▶ **Your assignment**: Scan the entries that follow for the word "profile", then report every line in which it appears.

[Website and app data records]
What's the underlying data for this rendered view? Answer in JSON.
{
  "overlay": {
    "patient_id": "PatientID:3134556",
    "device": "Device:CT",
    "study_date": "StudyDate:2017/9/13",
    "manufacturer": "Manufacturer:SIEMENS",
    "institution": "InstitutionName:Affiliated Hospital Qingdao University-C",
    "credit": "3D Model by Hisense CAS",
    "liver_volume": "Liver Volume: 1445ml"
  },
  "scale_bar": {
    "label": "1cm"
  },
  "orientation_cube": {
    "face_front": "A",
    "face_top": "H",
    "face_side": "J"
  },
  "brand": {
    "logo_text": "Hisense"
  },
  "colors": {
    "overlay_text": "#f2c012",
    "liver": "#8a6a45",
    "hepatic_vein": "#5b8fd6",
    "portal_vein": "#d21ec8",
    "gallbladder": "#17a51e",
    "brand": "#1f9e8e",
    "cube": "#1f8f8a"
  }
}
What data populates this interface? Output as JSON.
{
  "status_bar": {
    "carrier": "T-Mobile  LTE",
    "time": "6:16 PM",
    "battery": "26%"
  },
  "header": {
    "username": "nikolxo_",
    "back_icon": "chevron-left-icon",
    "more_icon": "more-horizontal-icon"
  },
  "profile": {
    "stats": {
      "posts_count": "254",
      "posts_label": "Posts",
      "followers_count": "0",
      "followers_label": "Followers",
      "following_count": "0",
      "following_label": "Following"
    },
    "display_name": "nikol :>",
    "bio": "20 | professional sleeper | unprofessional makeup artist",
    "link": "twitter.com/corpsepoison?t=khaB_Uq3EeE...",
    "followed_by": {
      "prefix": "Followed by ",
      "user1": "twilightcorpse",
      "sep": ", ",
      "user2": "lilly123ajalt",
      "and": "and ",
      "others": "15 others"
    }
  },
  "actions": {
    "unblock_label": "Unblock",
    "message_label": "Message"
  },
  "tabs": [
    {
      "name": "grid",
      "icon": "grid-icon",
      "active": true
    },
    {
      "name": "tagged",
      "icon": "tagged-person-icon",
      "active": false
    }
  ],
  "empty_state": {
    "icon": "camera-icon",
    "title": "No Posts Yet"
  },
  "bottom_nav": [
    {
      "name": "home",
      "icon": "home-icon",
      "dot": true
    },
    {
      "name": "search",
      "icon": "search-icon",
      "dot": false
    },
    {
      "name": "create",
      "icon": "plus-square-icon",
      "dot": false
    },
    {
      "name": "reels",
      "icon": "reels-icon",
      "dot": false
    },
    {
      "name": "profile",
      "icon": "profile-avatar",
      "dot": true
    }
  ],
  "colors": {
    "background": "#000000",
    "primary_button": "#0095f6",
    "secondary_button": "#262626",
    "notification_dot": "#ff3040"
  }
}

▶ **Answer to this task**:
  "profile": {
      "name": "profile",
      "icon": "profile-avatar",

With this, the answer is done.